Excerpts from an interface dataset:
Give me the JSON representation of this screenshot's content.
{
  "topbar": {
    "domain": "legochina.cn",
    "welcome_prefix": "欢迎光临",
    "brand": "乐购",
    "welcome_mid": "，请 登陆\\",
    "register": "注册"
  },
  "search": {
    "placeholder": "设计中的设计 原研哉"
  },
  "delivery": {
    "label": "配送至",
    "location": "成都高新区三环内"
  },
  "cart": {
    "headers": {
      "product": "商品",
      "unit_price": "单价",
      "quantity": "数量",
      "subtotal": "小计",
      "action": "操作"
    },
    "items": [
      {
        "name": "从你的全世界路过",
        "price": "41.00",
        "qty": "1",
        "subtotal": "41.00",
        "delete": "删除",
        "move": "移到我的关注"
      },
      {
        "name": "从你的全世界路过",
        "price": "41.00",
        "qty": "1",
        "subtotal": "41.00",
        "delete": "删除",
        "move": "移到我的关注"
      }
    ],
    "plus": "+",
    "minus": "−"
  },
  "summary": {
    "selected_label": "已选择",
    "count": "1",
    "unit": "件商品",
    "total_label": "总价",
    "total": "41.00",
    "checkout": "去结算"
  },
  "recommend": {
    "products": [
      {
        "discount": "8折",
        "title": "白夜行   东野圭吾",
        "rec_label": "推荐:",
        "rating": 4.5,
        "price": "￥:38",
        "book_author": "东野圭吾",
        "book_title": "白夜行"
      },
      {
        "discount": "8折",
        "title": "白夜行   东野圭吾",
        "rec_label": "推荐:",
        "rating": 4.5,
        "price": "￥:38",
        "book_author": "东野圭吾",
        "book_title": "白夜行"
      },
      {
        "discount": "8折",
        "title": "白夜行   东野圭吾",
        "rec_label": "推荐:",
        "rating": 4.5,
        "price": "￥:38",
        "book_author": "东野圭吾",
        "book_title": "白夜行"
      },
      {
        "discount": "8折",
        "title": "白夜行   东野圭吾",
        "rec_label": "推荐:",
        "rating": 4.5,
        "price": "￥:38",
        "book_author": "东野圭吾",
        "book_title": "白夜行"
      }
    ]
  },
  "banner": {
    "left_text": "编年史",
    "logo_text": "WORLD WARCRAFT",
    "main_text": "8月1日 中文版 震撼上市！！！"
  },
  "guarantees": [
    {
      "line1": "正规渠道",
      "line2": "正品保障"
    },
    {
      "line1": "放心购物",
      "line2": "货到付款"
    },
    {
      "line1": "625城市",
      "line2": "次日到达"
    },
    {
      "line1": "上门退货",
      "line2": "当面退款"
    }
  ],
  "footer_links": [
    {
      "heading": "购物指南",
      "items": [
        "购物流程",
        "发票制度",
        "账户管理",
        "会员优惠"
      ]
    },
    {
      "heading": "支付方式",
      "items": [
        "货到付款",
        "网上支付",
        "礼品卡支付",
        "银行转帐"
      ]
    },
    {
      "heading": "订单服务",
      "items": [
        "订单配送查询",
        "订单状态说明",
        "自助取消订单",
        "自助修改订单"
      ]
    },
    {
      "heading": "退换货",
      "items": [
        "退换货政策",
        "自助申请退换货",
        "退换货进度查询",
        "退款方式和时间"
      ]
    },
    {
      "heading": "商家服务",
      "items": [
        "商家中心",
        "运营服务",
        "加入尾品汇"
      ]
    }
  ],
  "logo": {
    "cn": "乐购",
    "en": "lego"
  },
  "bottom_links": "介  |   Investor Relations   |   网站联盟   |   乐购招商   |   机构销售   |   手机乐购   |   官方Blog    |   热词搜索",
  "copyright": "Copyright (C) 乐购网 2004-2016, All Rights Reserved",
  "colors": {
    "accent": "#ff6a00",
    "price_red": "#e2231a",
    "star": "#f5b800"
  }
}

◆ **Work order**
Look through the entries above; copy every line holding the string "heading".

◆ **Output below**
      "heading": "购物指南",
      "heading": "支付方式",
      "heading": "订单服务",
      "heading": "退换货",
      "heading": "商家服务",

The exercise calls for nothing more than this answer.